Dataset START

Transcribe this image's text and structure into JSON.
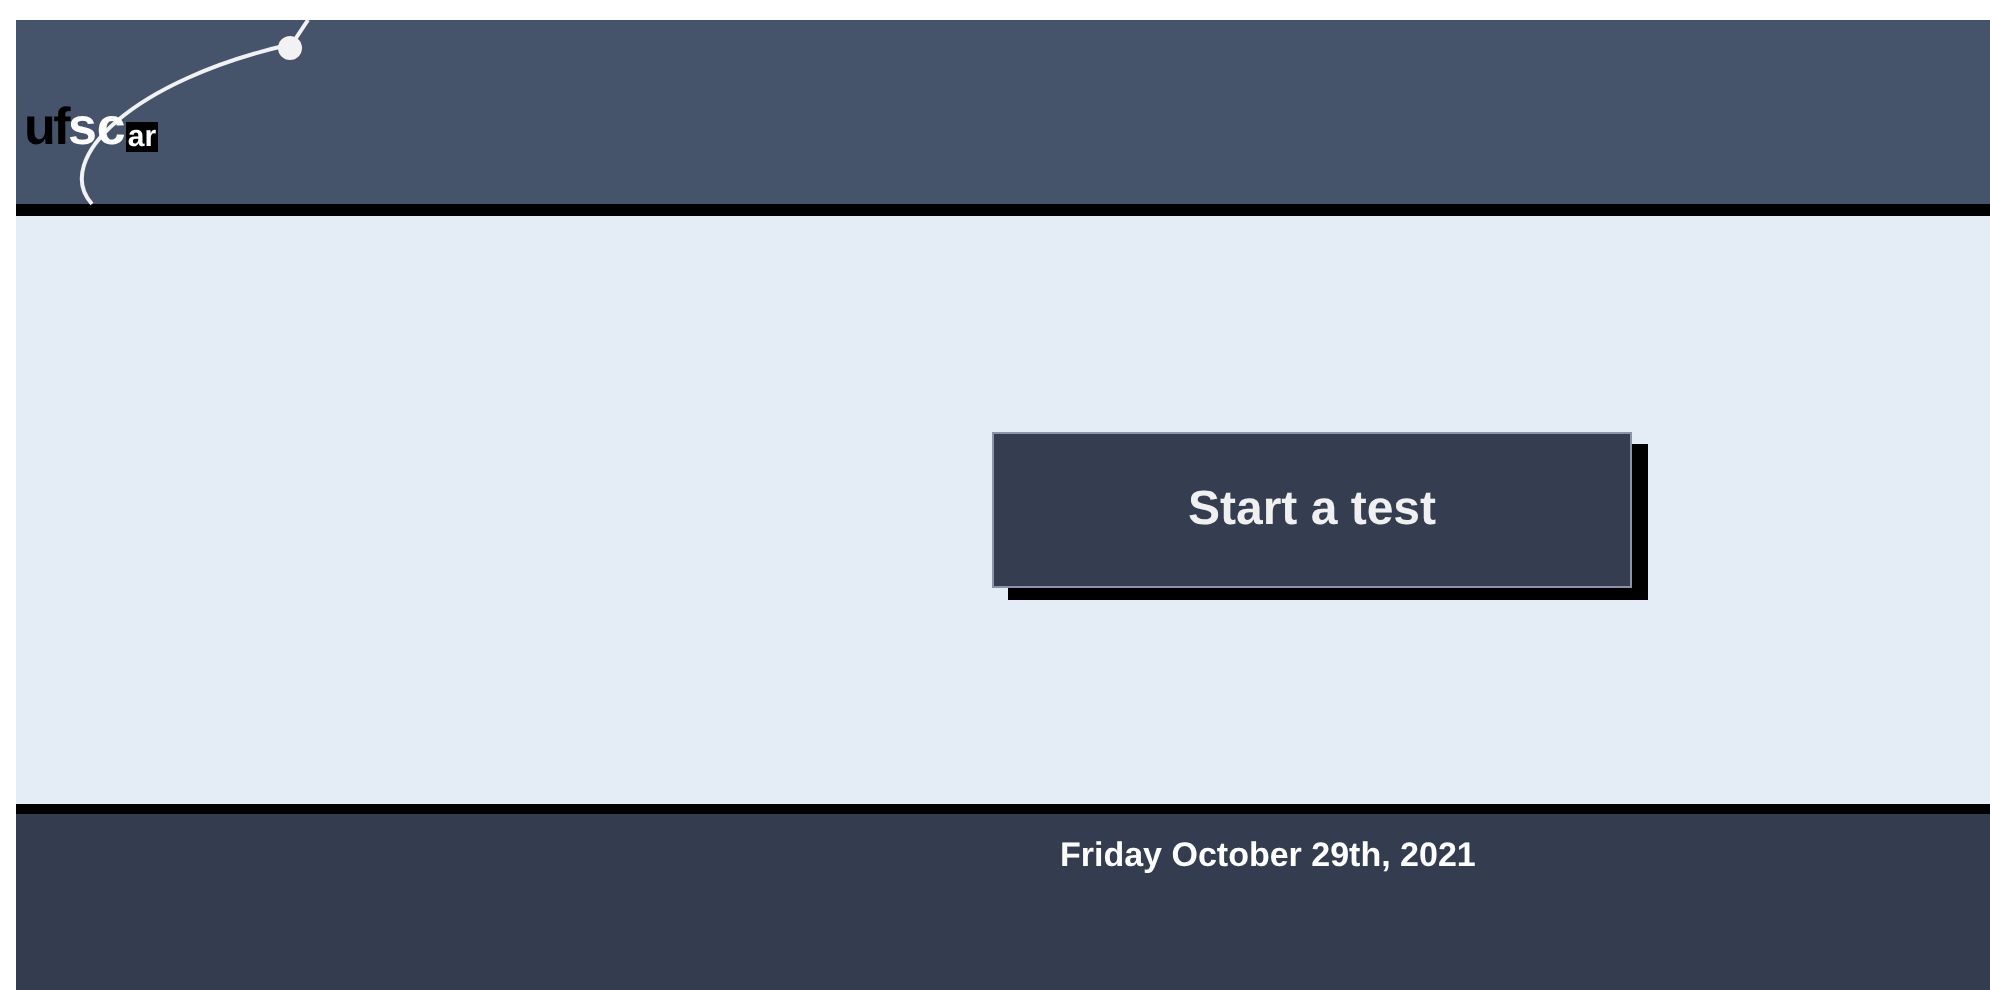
{
  "header": {
    "logo_parts": [
      "uf",
      "sc",
      "ar"
    ]
  },
  "main": {
    "button": "Start a test"
  },
  "footer": {
    "date": "Friday October 29th, 2021"
  }
}
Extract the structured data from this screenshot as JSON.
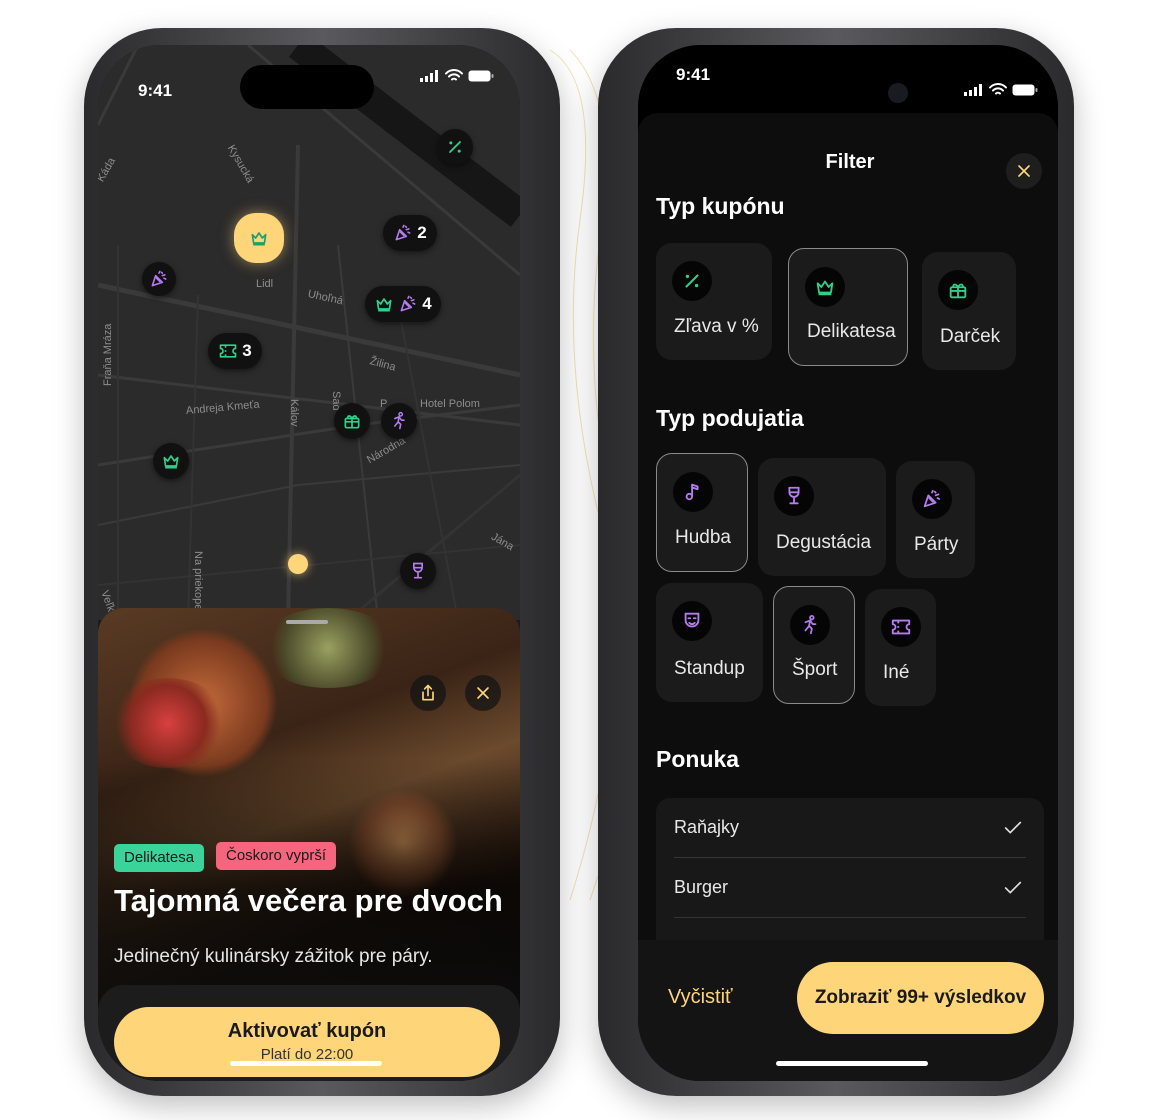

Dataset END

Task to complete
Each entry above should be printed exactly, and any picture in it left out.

Final answer
Transcribe this image's text and structure into JSON.
{
  "header": {
    "logo_parts": [
      "uf",
      "sc",
      "ar"
    ]
  },
  "main": {
    "button": "Start a test"
  },
  "footer": {
    "date": "Friday October 29th, 2021"
  }
}
Extract the structured data from this screenshot as JSON.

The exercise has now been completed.